That’s the common word parents on Promontory use to describe the morning commute.
They say their neighbourhoods have stretches of intersections without crosswalks, kids walking on roadways where necessary, and throngs of traffic at peak hours.
And it’s that hour before school starts, when everyone is getting kids to class or leaving the hill for work, that the poor planning of the neighbourhood is really evident, they say.
Gabriella Spanner was the first of several Promontory parents to speak up during a public participation portion of the last week’s school board meeting. She explained that her young son would have to walk an hour each way if she didn’t drive him or put him on a school bus. And since he can’t walk alone yet, an accompanying adult would have to spend up to three hours walking back and forth.

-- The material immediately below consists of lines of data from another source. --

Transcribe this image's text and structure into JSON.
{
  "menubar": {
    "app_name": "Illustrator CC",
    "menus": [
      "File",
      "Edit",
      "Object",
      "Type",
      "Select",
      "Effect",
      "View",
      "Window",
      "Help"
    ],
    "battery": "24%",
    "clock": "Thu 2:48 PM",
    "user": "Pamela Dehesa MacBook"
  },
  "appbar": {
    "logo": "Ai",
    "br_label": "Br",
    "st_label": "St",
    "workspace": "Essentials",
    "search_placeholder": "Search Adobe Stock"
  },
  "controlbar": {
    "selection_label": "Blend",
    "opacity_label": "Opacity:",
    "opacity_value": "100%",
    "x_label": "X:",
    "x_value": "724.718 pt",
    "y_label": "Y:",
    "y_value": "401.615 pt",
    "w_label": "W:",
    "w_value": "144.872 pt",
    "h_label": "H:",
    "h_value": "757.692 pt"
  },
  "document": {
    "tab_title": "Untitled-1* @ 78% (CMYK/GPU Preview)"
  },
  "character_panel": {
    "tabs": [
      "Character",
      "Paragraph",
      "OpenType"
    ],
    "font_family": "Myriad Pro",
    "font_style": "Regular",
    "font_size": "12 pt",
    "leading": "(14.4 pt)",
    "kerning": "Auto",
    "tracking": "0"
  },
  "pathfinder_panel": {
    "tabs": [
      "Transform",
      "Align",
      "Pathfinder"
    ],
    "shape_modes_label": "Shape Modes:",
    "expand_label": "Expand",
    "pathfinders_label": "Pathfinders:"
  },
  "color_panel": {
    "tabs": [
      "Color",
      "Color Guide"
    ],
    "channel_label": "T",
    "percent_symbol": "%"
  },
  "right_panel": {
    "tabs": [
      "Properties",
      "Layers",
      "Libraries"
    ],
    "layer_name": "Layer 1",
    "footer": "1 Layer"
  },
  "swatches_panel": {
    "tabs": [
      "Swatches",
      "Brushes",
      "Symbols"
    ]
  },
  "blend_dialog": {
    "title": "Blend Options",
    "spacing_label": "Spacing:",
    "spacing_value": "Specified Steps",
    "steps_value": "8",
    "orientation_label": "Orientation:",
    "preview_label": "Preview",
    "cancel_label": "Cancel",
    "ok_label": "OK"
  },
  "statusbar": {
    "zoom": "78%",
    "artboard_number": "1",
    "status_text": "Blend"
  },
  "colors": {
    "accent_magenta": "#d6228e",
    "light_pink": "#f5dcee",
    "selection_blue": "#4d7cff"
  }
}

“That’s not even comprehensible,” she said. “The area is so unsafe lately, with all the new traffic.”
Not to mention all the other worries of sending a child off in the dark, such as wildlife common in the area, or potential predators.

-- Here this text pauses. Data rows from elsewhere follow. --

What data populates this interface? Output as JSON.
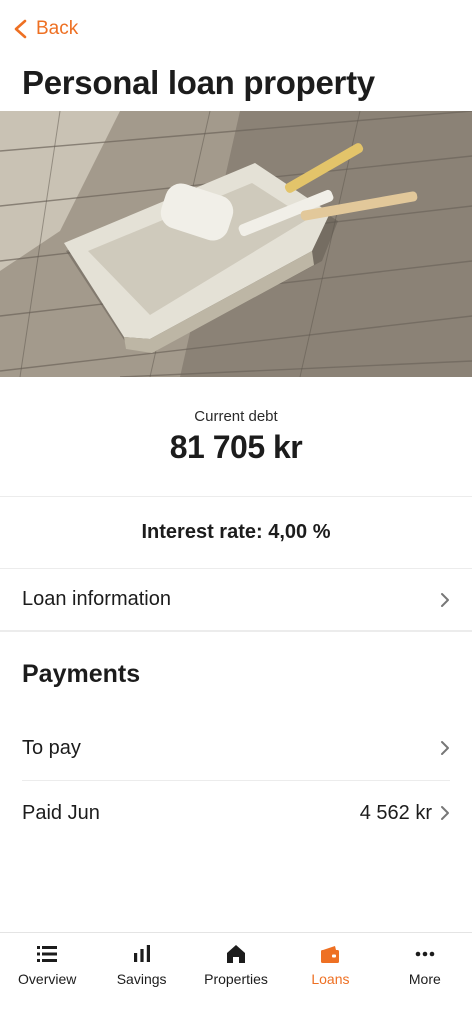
{
  "header": {
    "back_label": "Back",
    "title": "Personal loan property"
  },
  "summary": {
    "debt_label": "Current debt",
    "debt_value": "81 705 kr",
    "interest": "Interest rate: 4,00 %"
  },
  "loan_info_label": "Loan information",
  "payments": {
    "title": "Payments",
    "to_pay_label": "To pay",
    "paid_label": "Paid Jun",
    "paid_amount": "4 562 kr"
  },
  "tabs": [
    {
      "label": "Overview",
      "icon": "list-icon"
    },
    {
      "label": "Savings",
      "icon": "bar-chart-icon"
    },
    {
      "label": "Properties",
      "icon": "home-icon"
    },
    {
      "label": "Loans",
      "icon": "wallet-icon",
      "active": true
    },
    {
      "label": "More",
      "icon": "more-dots-icon"
    }
  ],
  "colors": {
    "accent": "#ee7023",
    "text": "#1c1c1c",
    "divider": "#ececec"
  }
}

She said the administration at the school has offered what is essentially useless advice, asking parents to find parking at the end of the day three or four streets away, telling the kids in the morning where to find them after school.
“How do I tell a five year old where I might be?” she asked.

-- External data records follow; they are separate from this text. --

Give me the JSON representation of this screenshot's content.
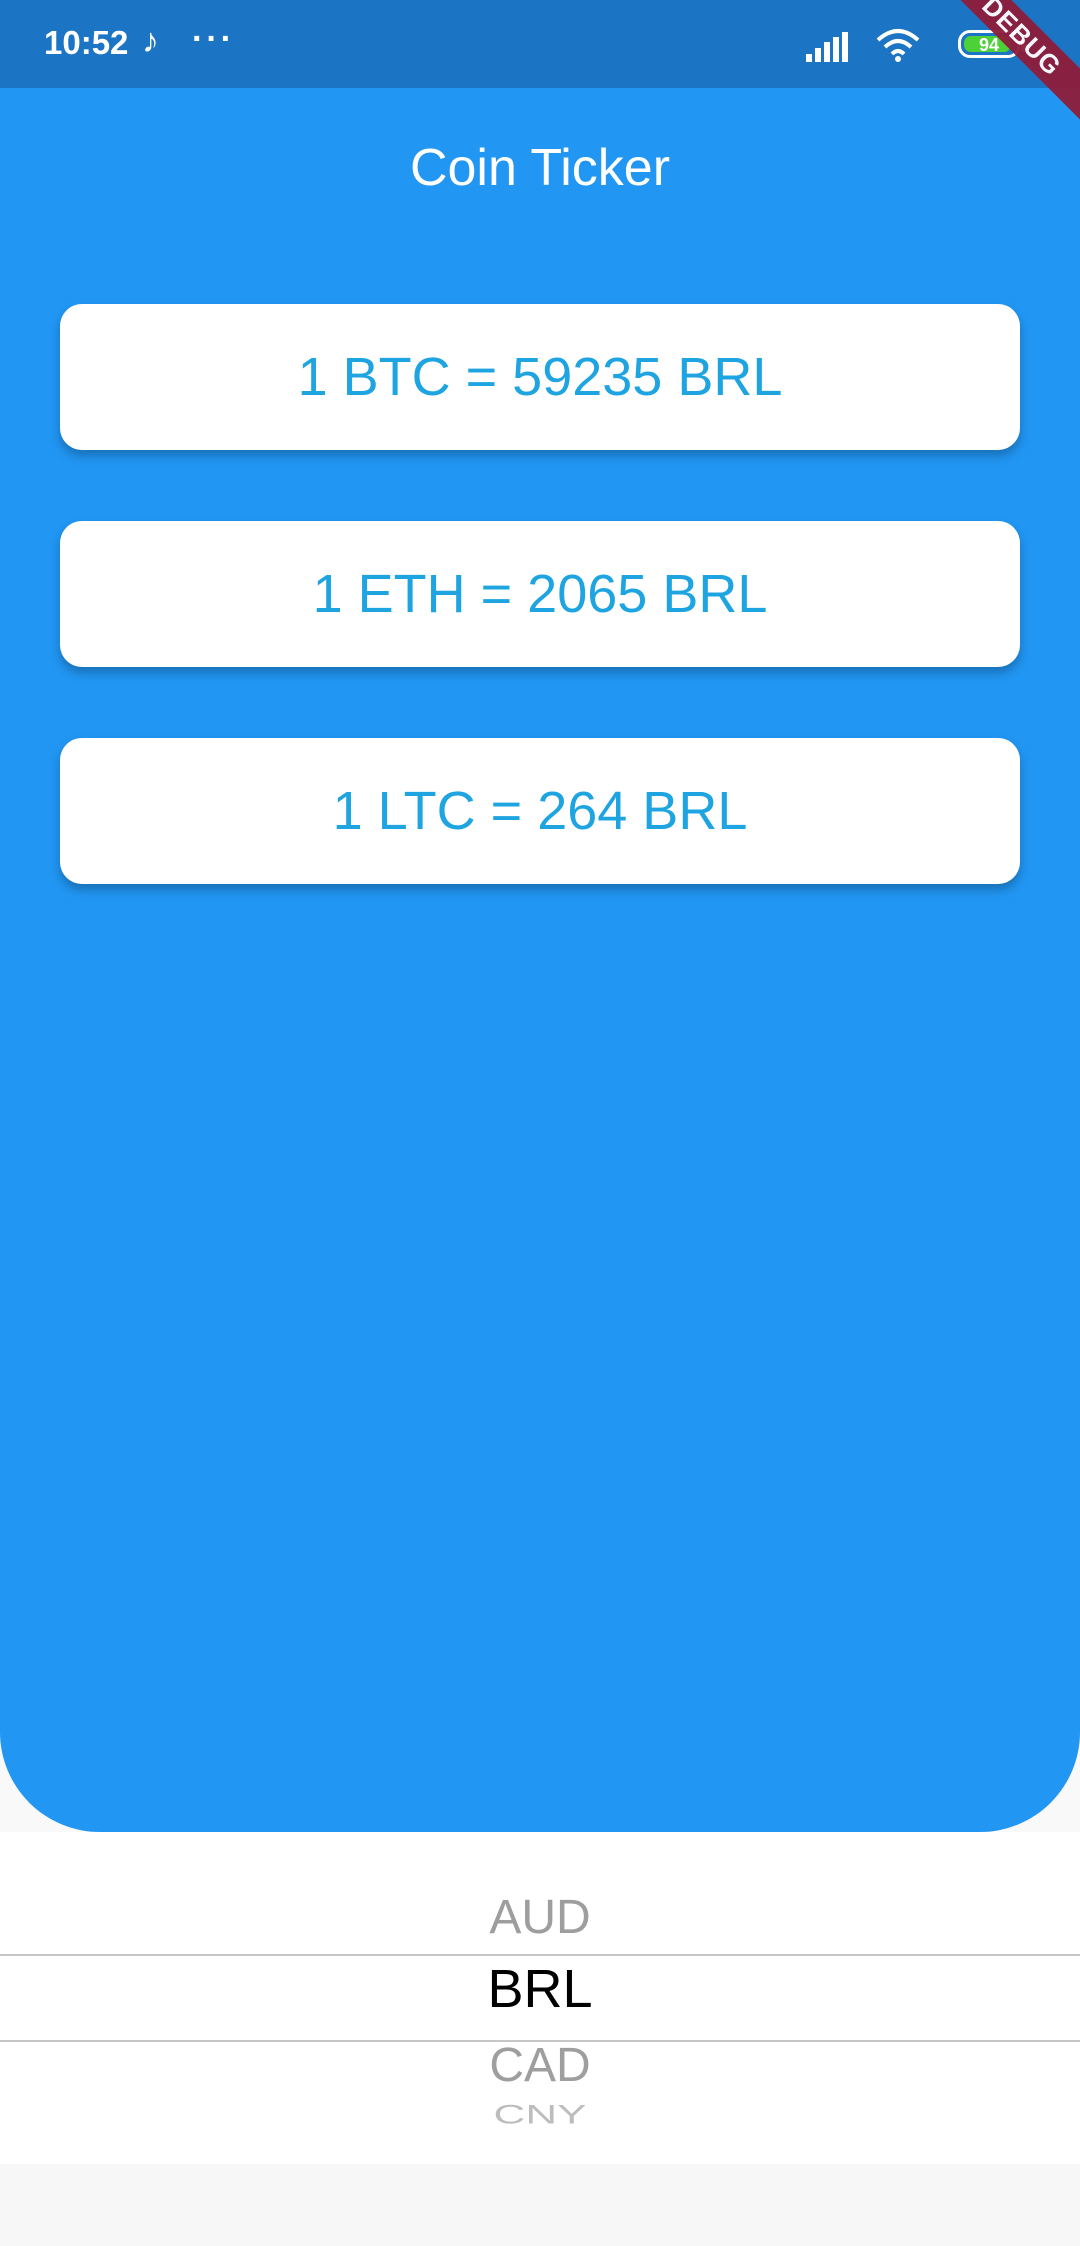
{
  "status_bar": {
    "time": "10:52",
    "dots": "···",
    "battery": "94",
    "battery_level_percent": 94,
    "music_icon": "music-note-icon",
    "signal_icon": "signal-icon",
    "wifi_icon": "wifi-icon"
  },
  "debug_banner": "DEBUG",
  "app": {
    "title": "Coin Ticker",
    "accent_color": "#2196f3",
    "rate_text_color": "#1ea4e0"
  },
  "rates": [
    {
      "text": "1 BTC = 59235 BRL"
    },
    {
      "text": "1 ETH = 2065 BRL"
    },
    {
      "text": "1 LTC = 264 BRL"
    }
  ],
  "picker": {
    "items": [
      "AUD",
      "BRL",
      "CAD",
      "CNY"
    ],
    "selected": "BRL"
  }
}
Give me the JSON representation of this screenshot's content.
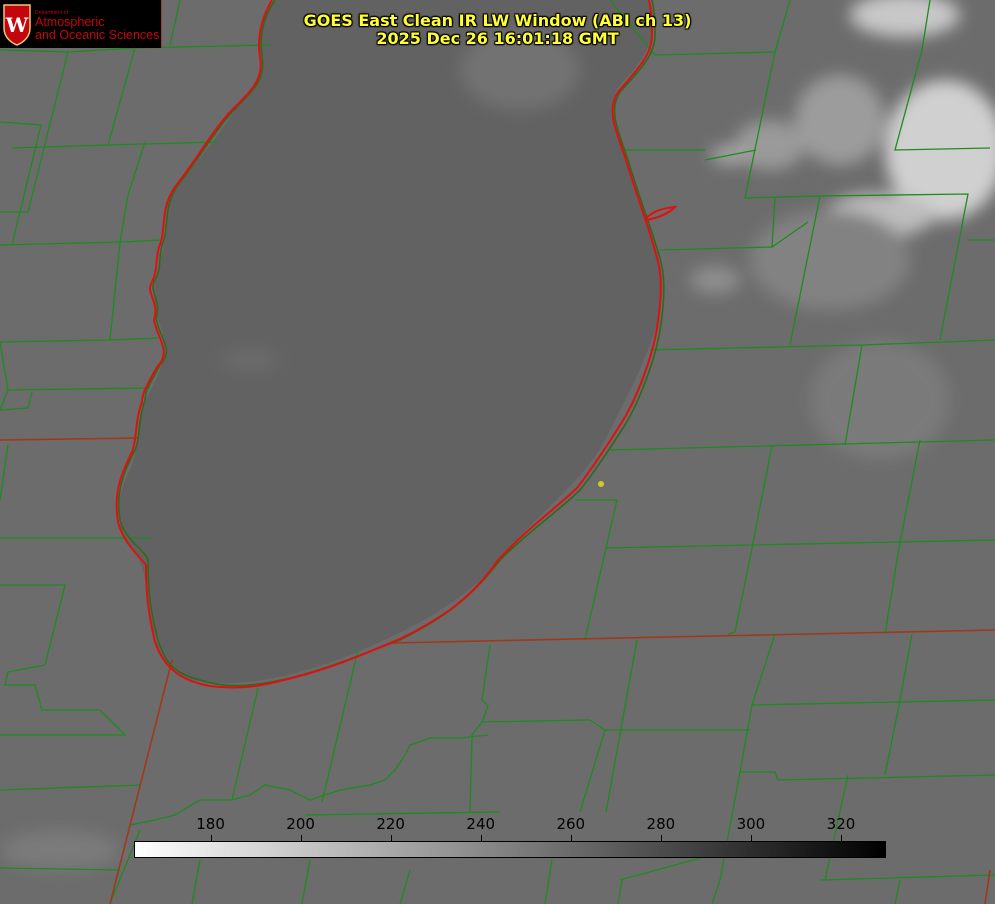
{
  "title": {
    "line1": "GOES East Clean IR LW Window (ABI ch 13)",
    "line2": "2025 Dec 26 16:01:18 GMT"
  },
  "logo": {
    "seal_letter": "W",
    "dept": "Department of",
    "line1": "Atmospheric",
    "line2": "and Oceanic Sciences"
  },
  "colorbar": {
    "min": 163,
    "max": 330,
    "ticks": [
      "180",
      "200",
      "220",
      "240",
      "260",
      "280",
      "300",
      "320"
    ],
    "gradient": "white to black (brightness temperature, K)"
  },
  "colors": {
    "background": "#6e6e6e",
    "county_lines": "#1f8a1f",
    "state_lines": "#a0391a",
    "shoreline_red": "#e01010",
    "title_text": "#ffff33",
    "marker": "#d6c81e",
    "logo_red": "#c5050c"
  },
  "marker": {
    "name": "location-dot"
  }
}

Making matters worse this year, is the lack of parking lot space at the school as it undergoes construction. A team of volunteers, including Griffin Security members, have been at the school directing traffic. But the school is urging parents to avoid driving to the school if possible.
When Promontory elementary was built in 1994, the Jinkerson residential side of the hill didn’t even exist. The school was planned with a much smaller community in mind, as one parent pointed out at the meeting. But the hill hasn’t stopped growing yet, and there are only two main roads up and down.
Even school buses are reportedly having a hard time navigating the streets. Some parents who spoke on Tuesday noted that school buses were up to 20 minutes late for pickup multiple times the first week, caught in the congestion themselves.
It’s not uncommon to sit at an intersection for 10 to 15 minutes, they added.
Ultimately, the parents who spoke were asking that the walk limits be extended to include students from the Jinkerson area, and they encouraged staff to come out to the neighbourhood and walk the roads to see for themselves the dangers children are facing.
Peg Pede, who worked for 23 years for the school district as a secretary, also noted that for a child who sets out at 7 a.m. or sooner, it would be up to two hours before anyone would realize they hadn’t made it to school.
“Safety for the kids should be the first priority,” she said.